If a songwriter, for example, signed a deal which transferred rights in a song to a music publisher for the full term of copyright (life of the author plus 70 years in the US, for post-1978 copyrights), he or she gets a chance to have the rights in the song for the US back. Many songwriting deals in the music industry are signed when the songwriter is at the beginning of his or her career and does not have much bargaining power. So the intention was, at the very least, to provide the songwriter with a renegotiation opportunity.
The termination right does not apply to “works for hire”. This expression has a wide meaning in US law, going beyond works created by employees in the course of their employment. Works for hire can also include music commissioned for films, among other things. Record companies are currently arguing that recordings are works for hire. This is being disputed by many US recording artists. We will keep an eye on these arguments as they unfold in the coming months.
Since it is now 2013 (35 years after 1978), this termination right (set out at section 203 of the US Copyright Act) is now significant. For example, Victor Willis, formerly of Village People, has won the right to recapture his interest in the copyright in the Village People’s songs he co-wrote (including “YMCA”, “Go West” and “In The Navy”).

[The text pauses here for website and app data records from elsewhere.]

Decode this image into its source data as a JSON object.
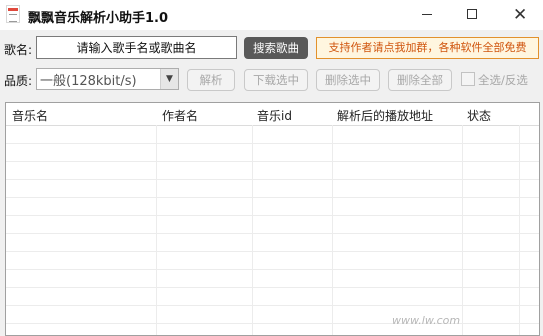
{
  "window": {
    "title": "飘飘音乐解析小助手1.0",
    "close_glyph": "✕"
  },
  "search": {
    "label": "歌名:",
    "value": "请输入歌手名或歌曲名",
    "button_label": "搜索歌曲"
  },
  "promo": {
    "text": "支持作者请点我加群，各种软件全部免费",
    "text_color": "#d0550e",
    "border_color": "#e2912c"
  },
  "quality": {
    "label": "品质:",
    "selected": "一般(128kbit/s)"
  },
  "actions": {
    "parse": "解析",
    "download_selected": "下载选中",
    "delete_selected": "删除选中",
    "delete_all": "删除全部",
    "select_all": "全选/反选"
  },
  "table": {
    "columns": [
      "音乐名",
      "作者名",
      "音乐id",
      "解析后的播放地址",
      "状态"
    ]
  },
  "watermark": "www.lw.com"
}
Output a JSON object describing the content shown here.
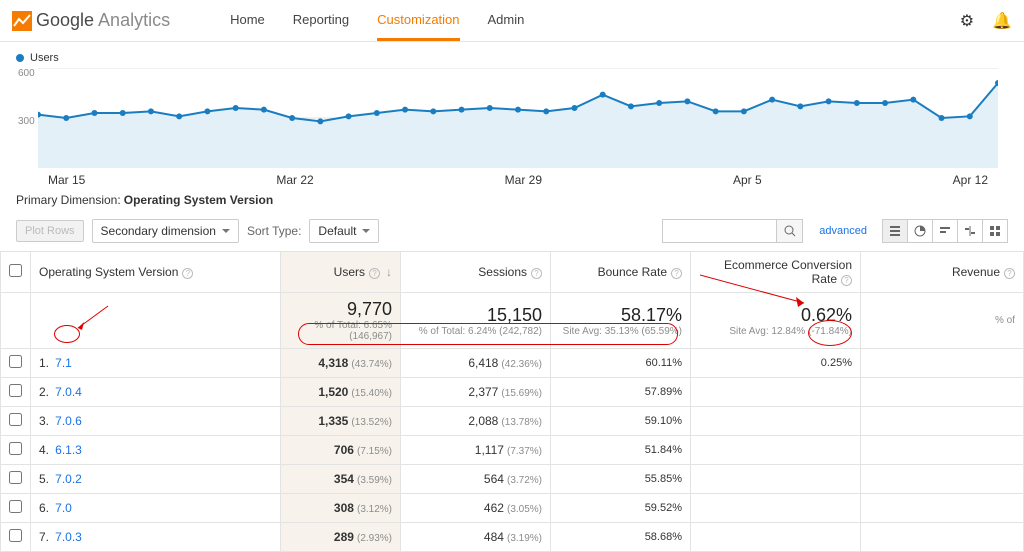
{
  "nav": {
    "brand1": "Google",
    "brand2": "Analytics",
    "tabs": [
      "Home",
      "Reporting",
      "Customization",
      "Admin"
    ],
    "active_tab": 2
  },
  "chart": {
    "legend": "Users",
    "y_ticks": [
      "600",
      "300"
    ],
    "x_ticks": [
      "Mar 15",
      "Mar 22",
      "Mar 29",
      "Apr 5",
      "Apr 12"
    ]
  },
  "chart_data": {
    "type": "line",
    "x": [
      "Mar 12",
      "Mar 13",
      "Mar 14",
      "Mar 15",
      "Mar 16",
      "Mar 17",
      "Mar 18",
      "Mar 19",
      "Mar 20",
      "Mar 21",
      "Mar 22",
      "Mar 23",
      "Mar 24",
      "Mar 25",
      "Mar 26",
      "Mar 27",
      "Mar 28",
      "Mar 29",
      "Mar 30",
      "Mar 31",
      "Apr 1",
      "Apr 2",
      "Apr 3",
      "Apr 4",
      "Apr 5",
      "Apr 6",
      "Apr 7",
      "Apr 8",
      "Apr 9",
      "Apr 10",
      "Apr 11",
      "Apr 12",
      "Apr 13",
      "Apr 14",
      "Apr 15"
    ],
    "series": [
      {
        "name": "Users",
        "values": [
          320,
          300,
          330,
          330,
          340,
          310,
          340,
          360,
          350,
          300,
          280,
          310,
          330,
          350,
          340,
          350,
          360,
          350,
          340,
          360,
          440,
          370,
          390,
          400,
          340,
          340,
          410,
          370,
          400,
          390,
          390,
          410,
          300,
          310,
          510
        ]
      }
    ],
    "ylabel": "Users",
    "ylim": [
      0,
      600
    ]
  },
  "dim_label": "Primary Dimension:",
  "dim_value": "Operating System Version",
  "toolbar": {
    "plot_rows": "Plot Rows",
    "secondary": "Secondary dimension",
    "sort_label": "Sort Type:",
    "sort_value": "Default",
    "search_placeholder": "",
    "advanced": "advanced"
  },
  "columns": {
    "os": "Operating System Version",
    "users": "Users",
    "sessions": "Sessions",
    "bounce": "Bounce Rate",
    "ecr": "Ecommerce Conversion Rate",
    "revenue": "Revenue"
  },
  "totals": {
    "users": "9,770",
    "users_sub": "% of Total: 6.65% (146,967)",
    "sessions": "15,150",
    "sessions_sub": "% of Total: 6.24% (242,782)",
    "bounce": "58.17%",
    "bounce_sub": "Site Avg: 35.13% (65.59%)",
    "ecr": "0.62%",
    "ecr_sub": "Site Avg: 12.84% (-71.84%)",
    "revenue_sub": "% of"
  },
  "rows": [
    {
      "n": "1.",
      "os": "7.1",
      "users": "4,318",
      "users_p": "(43.74%)",
      "sessions": "6,418",
      "sessions_p": "(42.36%)",
      "bounce": "60.11%",
      "ecr": "0.25%"
    },
    {
      "n": "2.",
      "os": "7.0.4",
      "users": "1,520",
      "users_p": "(15.40%)",
      "sessions": "2,377",
      "sessions_p": "(15.69%)",
      "bounce": "57.89%"
    },
    {
      "n": "3.",
      "os": "7.0.6",
      "users": "1,335",
      "users_p": "(13.52%)",
      "sessions": "2,088",
      "sessions_p": "(13.78%)",
      "bounce": "59.10%"
    },
    {
      "n": "4.",
      "os": "6.1.3",
      "users": "706",
      "users_p": "(7.15%)",
      "sessions": "1,117",
      "sessions_p": "(7.37%)",
      "bounce": "51.84%"
    },
    {
      "n": "5.",
      "os": "7.0.2",
      "users": "354",
      "users_p": "(3.59%)",
      "sessions": "564",
      "sessions_p": "(3.72%)",
      "bounce": "55.85%"
    },
    {
      "n": "6.",
      "os": "7.0",
      "users": "308",
      "users_p": "(3.12%)",
      "sessions": "462",
      "sessions_p": "(3.05%)",
      "bounce": "59.52%"
    },
    {
      "n": "7.",
      "os": "7.0.3",
      "users": "289",
      "users_p": "(2.93%)",
      "sessions": "484",
      "sessions_p": "(3.19%)",
      "bounce": "58.68%"
    }
  ]
}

The right can be exercised by notice from the writer at any time during a period of 5 years after 35 years from when the contract was signed, or if the agreement concerns the right to publish the work in question, at the end of 35 years from publication of the work or 40 years from the date of the contract, whichever is the earlier.
The notice can be served by the writer or, subject to certain qualifications, his or her estate.
The notice has to state the intended termination date (which has to be during the 5 year period mentioned above) and be served not less than 2, nor more than 10 years before that termination date.
So, by way of example, if a songwriter signed a publishing deal on 1 January 1978 and the 35 year period applies, the termination date would be between 1 January 2013 and 31 December 2017. The earliest a writer could have served the notice would have been 1 January 2003 (10 years before the first possible termination date) and the latest would be 31 December 2015 (2 years before the last possible termination date).
The US Copyright Act states that this termination right is “inalienable”. This basically means that an author and publisher cannot contract out of it. We should however expect some creative arguments from music publishers trying to resist the termination notices. Expect the works for hire argument to be raised and scrutiny of the technical aspects of the notices and their service.
The right only affects US copyright. If successful under these provisions, a songwriter gets the return of the US copyright. But this doesn’t have any effect on the rest of the world copyrights. The songwriter, or his or her estate, should then have the benefit of the remaining US copyright term.
You do not have to be a US songwriter with a US contract for the right to apply. Copyright law is territorial. It is US copyright law which applies in the US, including this termination right, even if you are a UK writer who signed a UK contract with a UK publisher.
There are significant qualifications. It looks like some rights already granted before the termination, for example to include music in a film or a play, remain in place after termination and the royalties will continue to be paid to the original publisher. But the songwriter, after termination, should be entitled to grant licences to include the music in new films and plays.
The outcome of the forthcoming attempts to terminate copyright transfers will be significant, not only for the music business but also for the film and book publishing industries and any others which rely on exploiting copyright in the US. This could therefore affect songwriters and any other authors or creatives who transferred the US (or worldwide) copyright in any works after 1978 and, correspondingly, any business which acquired these copyrights.
What about pre-1978 copyrights? More about that to follow soon.